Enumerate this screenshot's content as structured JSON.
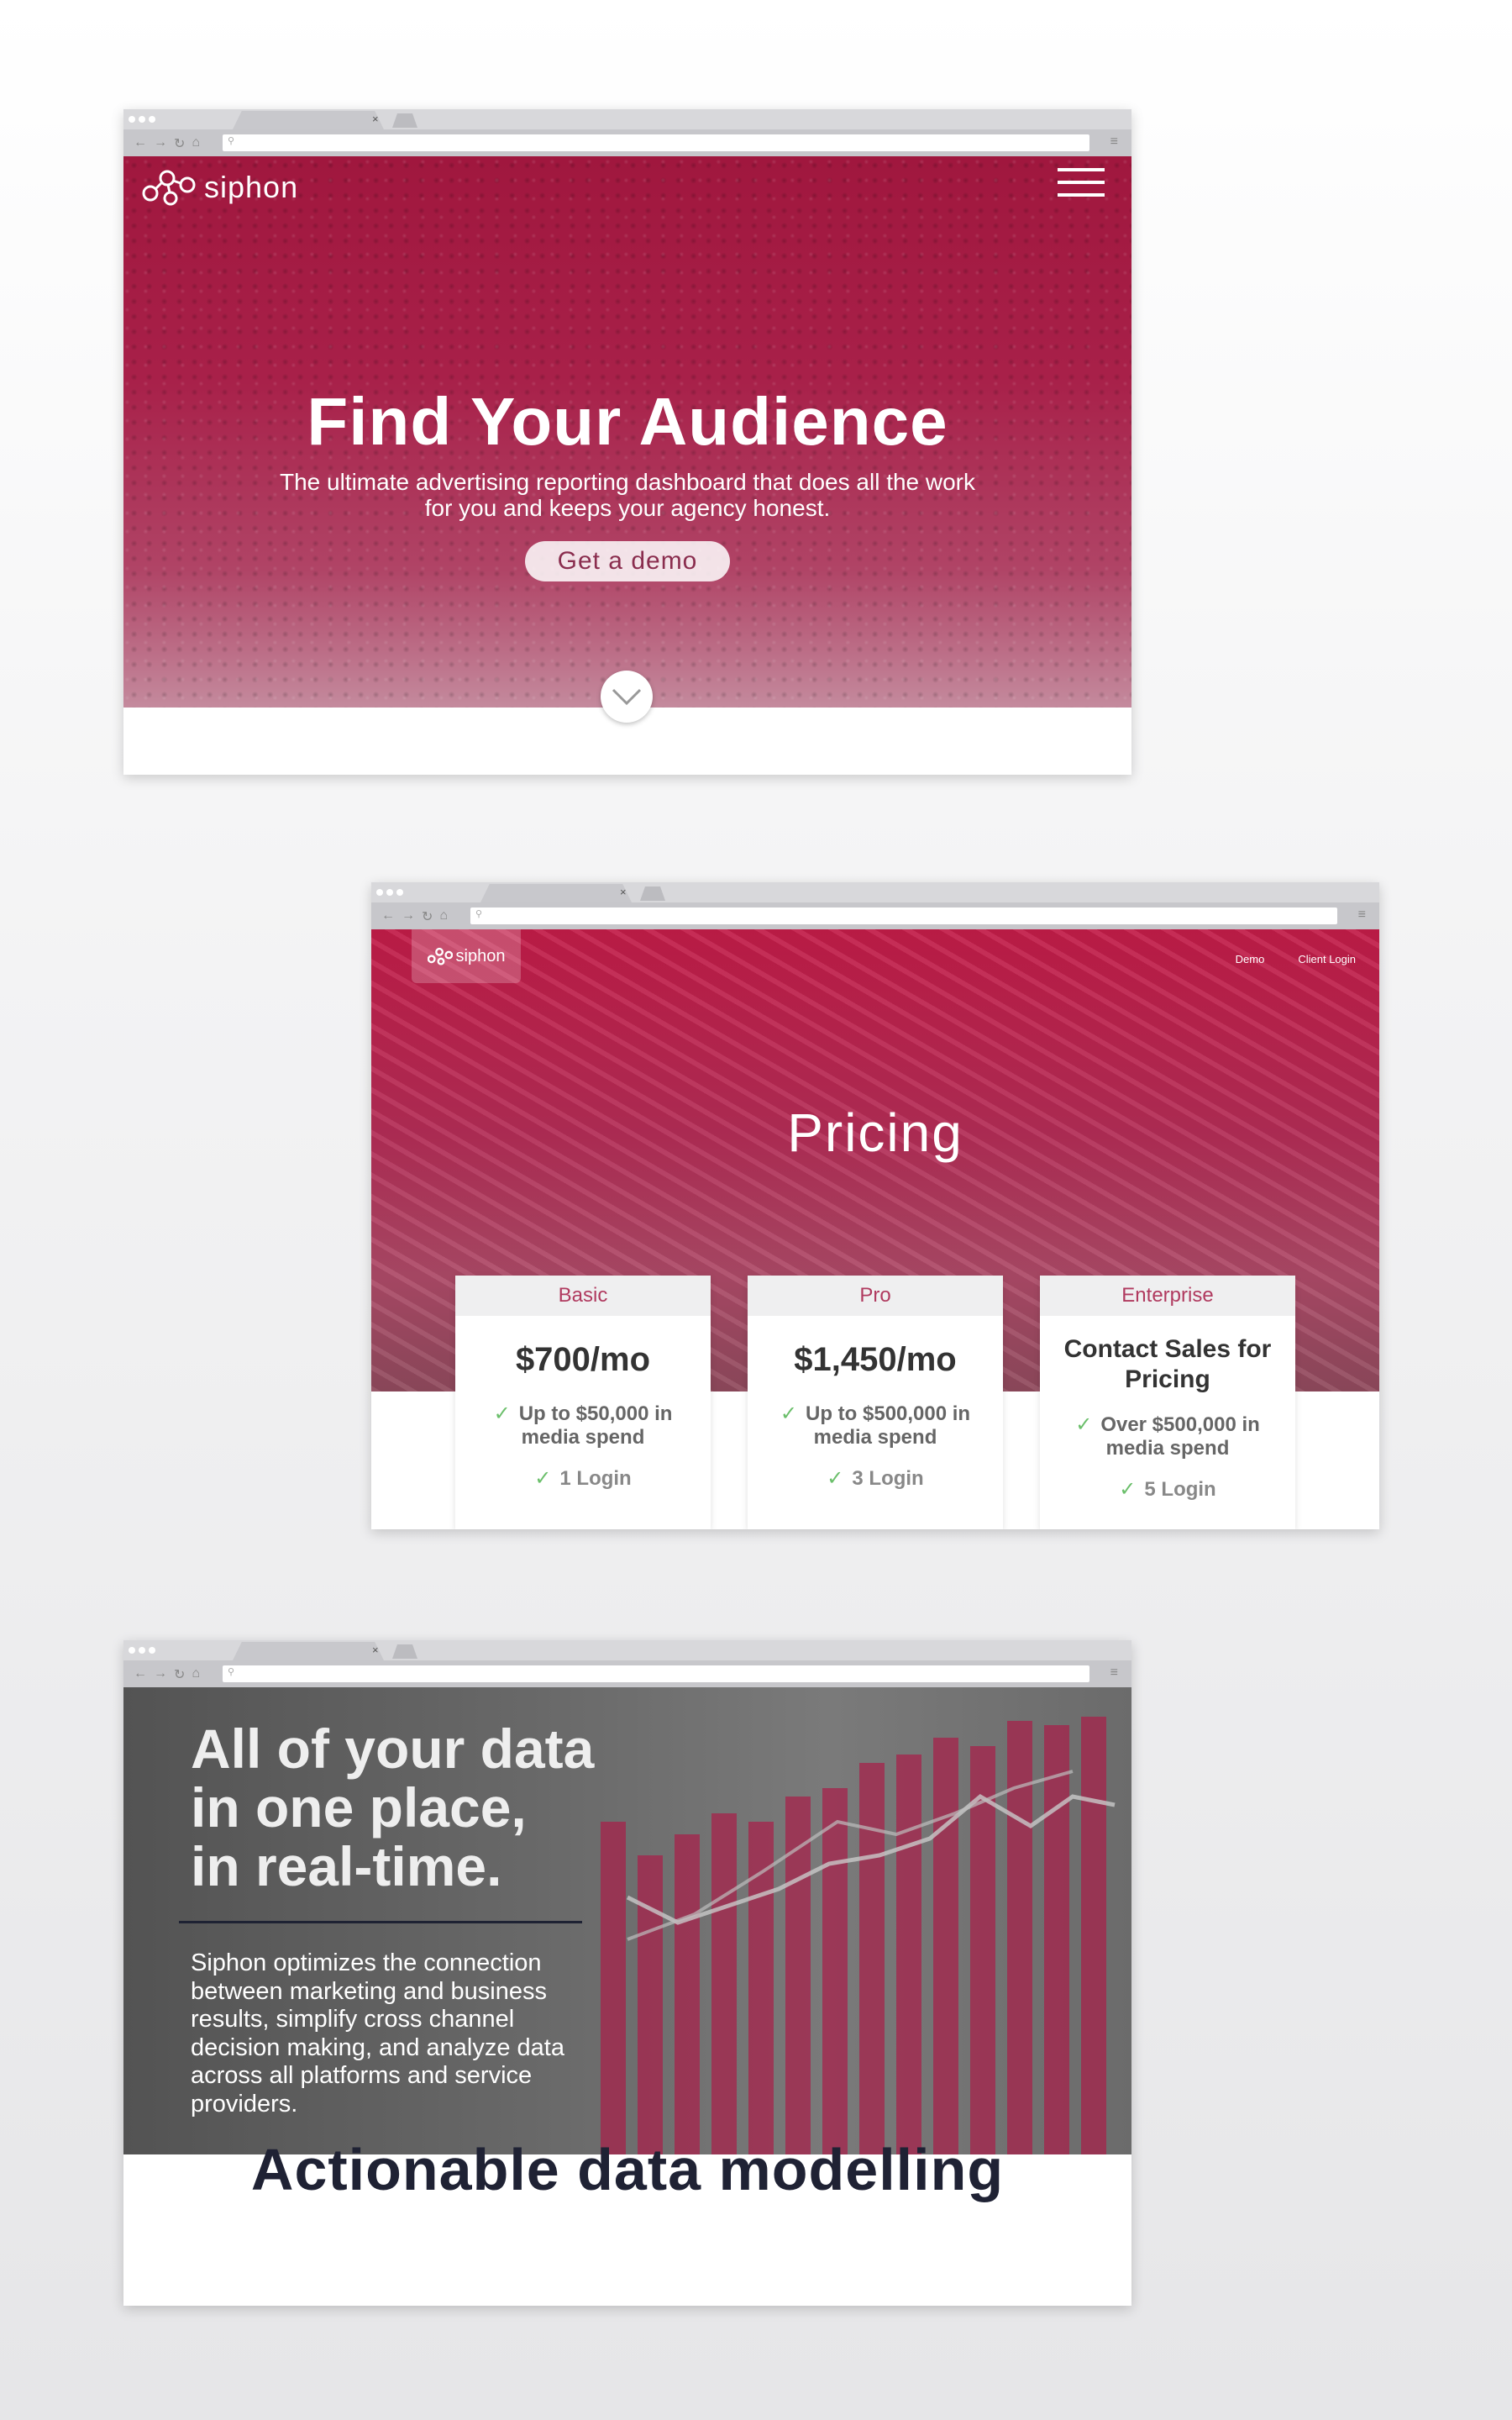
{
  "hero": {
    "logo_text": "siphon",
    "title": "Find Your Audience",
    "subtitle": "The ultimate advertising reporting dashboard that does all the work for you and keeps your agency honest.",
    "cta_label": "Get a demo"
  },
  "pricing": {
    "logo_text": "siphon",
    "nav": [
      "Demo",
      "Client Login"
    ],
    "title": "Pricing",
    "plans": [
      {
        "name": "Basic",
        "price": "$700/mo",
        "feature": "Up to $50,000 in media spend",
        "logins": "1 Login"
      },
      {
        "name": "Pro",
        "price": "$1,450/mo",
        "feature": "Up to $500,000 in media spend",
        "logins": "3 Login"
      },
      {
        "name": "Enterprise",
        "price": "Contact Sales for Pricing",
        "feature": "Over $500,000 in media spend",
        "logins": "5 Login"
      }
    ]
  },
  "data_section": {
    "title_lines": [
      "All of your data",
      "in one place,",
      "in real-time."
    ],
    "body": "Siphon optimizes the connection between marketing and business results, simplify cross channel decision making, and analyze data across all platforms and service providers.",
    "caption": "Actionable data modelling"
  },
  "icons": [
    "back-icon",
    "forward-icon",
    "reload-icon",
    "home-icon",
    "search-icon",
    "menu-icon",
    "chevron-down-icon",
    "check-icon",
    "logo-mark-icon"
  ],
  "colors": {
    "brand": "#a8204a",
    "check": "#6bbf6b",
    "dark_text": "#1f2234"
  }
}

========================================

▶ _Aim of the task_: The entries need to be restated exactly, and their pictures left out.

▶ _Answer section_:
Enumerate this screenshot's content as structured JSON.
{
  "hero": {
    "logo_text": "siphon",
    "title": "Find Your Audience",
    "subtitle": "The ultimate advertising reporting dashboard that does all the work for you and keeps your agency honest.",
    "cta_label": "Get a demo"
  },
  "pricing": {
    "logo_text": "siphon",
    "nav": [
      "Demo",
      "Client Login"
    ],
    "title": "Pricing",
    "plans": [
      {
        "name": "Basic",
        "price": "$700/mo",
        "feature": "Up to $50,000 in media spend",
        "logins": "1 Login"
      },
      {
        "name": "Pro",
        "price": "$1,450/mo",
        "feature": "Up to $500,000 in media spend",
        "logins": "3 Login"
      },
      {
        "name": "Enterprise",
        "price": "Contact Sales for Pricing",
        "feature": "Over $500,000 in media spend",
        "logins": "5 Login"
      }
    ]
  },
  "data_section": {
    "title_lines": [
      "All of your data",
      "in one place,",
      "in real-time."
    ],
    "body": "Siphon optimizes the connection between marketing and business results, simplify cross channel decision making, and analyze data across all platforms and service providers.",
    "caption": "Actionable data modelling"
  },
  "icons": [
    "back-icon",
    "forward-icon",
    "reload-icon",
    "home-icon",
    "search-icon",
    "menu-icon",
    "chevron-down-icon",
    "check-icon",
    "logo-mark-icon"
  ],
  "colors": {
    "brand": "#a8204a",
    "check": "#6bbf6b",
    "dark_text": "#1f2234"
  }
}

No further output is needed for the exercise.